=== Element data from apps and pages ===
--- START ---

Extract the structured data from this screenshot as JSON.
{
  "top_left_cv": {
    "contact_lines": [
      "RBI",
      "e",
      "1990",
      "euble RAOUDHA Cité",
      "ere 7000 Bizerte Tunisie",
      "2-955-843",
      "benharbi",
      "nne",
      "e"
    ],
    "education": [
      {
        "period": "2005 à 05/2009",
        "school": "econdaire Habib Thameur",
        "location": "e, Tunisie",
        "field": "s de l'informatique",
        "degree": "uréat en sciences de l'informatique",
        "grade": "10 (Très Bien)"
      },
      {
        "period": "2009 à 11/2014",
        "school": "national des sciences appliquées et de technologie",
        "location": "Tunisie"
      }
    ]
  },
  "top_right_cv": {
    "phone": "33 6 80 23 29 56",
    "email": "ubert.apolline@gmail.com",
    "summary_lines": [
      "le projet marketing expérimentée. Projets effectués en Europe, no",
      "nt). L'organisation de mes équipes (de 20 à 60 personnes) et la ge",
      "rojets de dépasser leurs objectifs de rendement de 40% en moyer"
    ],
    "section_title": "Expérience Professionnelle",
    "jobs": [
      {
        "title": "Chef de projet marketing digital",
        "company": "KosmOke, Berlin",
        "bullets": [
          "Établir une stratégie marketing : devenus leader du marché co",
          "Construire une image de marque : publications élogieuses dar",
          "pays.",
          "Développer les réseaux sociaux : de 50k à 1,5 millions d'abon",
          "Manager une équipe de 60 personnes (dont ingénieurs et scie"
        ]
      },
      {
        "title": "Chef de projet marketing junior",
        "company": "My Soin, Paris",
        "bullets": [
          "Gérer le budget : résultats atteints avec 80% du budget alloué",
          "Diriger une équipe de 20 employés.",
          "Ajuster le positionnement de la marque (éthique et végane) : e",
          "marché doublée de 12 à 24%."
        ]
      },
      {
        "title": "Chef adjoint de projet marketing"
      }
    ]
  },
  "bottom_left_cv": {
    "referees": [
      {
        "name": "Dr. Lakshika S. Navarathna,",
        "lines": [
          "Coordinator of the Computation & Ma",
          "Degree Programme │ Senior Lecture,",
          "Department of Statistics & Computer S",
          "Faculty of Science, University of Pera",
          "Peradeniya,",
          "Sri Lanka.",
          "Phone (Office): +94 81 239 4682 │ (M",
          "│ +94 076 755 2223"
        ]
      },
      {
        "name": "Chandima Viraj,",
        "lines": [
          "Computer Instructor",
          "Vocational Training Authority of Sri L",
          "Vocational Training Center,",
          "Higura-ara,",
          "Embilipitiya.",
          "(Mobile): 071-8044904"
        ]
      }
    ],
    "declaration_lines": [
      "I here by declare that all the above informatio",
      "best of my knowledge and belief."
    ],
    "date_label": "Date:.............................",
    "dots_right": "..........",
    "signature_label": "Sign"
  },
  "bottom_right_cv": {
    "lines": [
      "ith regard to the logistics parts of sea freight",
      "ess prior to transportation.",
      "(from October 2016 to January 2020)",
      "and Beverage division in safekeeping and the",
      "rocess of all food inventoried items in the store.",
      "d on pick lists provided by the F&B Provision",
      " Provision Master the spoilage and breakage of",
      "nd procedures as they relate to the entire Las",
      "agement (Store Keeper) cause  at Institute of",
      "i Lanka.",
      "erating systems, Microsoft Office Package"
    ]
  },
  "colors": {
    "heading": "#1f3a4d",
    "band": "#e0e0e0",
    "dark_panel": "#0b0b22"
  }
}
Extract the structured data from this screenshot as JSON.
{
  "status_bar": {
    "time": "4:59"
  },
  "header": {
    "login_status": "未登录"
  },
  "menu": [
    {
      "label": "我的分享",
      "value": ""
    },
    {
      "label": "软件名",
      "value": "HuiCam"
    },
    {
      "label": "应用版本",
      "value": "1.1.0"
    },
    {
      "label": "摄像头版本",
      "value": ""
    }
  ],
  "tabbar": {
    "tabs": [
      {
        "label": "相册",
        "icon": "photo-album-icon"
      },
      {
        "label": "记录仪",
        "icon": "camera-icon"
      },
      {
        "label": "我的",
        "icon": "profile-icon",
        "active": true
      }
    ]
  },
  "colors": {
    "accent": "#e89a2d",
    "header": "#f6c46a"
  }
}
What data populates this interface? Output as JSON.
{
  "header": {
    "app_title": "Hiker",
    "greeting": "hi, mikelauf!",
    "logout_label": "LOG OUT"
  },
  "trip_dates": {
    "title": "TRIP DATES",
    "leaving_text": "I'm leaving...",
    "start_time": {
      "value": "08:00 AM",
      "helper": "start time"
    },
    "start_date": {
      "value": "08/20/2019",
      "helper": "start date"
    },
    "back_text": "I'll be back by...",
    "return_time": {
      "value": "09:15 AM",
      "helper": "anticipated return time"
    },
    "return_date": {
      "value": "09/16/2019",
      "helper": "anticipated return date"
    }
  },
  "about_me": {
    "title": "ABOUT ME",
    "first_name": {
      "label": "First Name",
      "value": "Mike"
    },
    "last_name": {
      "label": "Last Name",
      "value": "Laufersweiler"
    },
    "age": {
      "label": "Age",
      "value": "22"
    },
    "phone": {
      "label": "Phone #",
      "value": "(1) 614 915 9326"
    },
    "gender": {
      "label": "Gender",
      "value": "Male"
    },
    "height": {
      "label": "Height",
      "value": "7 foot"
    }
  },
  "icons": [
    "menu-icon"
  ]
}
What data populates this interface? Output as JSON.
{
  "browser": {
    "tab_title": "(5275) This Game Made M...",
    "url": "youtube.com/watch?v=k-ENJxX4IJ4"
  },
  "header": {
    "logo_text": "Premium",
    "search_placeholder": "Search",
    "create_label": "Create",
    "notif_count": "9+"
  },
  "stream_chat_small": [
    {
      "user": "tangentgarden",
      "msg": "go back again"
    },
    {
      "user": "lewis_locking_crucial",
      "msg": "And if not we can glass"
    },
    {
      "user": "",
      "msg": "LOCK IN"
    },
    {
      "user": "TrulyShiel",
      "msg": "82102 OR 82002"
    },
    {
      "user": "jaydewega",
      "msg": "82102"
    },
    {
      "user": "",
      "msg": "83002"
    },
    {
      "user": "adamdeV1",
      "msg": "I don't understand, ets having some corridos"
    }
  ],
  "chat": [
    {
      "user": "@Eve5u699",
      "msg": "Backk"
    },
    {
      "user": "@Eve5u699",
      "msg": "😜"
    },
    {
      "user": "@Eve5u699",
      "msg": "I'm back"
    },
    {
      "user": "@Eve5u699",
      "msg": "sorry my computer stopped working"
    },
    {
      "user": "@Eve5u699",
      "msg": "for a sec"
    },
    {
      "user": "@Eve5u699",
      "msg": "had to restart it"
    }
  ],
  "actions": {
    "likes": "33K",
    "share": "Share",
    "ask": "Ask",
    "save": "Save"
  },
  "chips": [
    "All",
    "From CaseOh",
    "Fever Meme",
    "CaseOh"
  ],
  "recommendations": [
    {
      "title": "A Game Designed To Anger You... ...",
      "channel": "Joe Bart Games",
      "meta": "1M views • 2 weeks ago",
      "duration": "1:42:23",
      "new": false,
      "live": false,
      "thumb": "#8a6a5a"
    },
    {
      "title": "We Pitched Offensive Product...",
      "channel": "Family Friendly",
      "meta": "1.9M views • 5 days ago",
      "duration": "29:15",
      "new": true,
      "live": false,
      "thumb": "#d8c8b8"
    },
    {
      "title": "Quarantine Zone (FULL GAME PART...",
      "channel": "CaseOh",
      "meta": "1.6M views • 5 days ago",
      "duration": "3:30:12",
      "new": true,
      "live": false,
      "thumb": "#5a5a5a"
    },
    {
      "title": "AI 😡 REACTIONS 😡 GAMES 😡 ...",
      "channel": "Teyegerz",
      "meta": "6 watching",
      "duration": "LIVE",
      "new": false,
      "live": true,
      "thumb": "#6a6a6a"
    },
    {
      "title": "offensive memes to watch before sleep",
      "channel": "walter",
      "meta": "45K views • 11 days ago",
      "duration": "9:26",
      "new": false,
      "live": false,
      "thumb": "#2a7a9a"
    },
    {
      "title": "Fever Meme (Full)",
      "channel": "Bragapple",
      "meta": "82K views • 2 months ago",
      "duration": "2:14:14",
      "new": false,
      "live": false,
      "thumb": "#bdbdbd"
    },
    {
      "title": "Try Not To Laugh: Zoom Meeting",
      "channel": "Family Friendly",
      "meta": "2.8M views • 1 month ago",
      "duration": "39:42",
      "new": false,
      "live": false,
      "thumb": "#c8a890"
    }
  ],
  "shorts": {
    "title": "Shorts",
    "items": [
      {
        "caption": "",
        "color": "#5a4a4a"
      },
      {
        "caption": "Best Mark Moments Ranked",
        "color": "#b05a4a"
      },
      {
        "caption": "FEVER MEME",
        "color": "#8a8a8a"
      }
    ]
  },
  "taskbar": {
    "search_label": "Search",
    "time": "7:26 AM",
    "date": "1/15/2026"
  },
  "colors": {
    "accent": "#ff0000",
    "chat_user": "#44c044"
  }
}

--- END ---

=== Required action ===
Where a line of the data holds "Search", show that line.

=== Answer for the task ===
    "search_placeholder": "Search",
    "search_label": "Search",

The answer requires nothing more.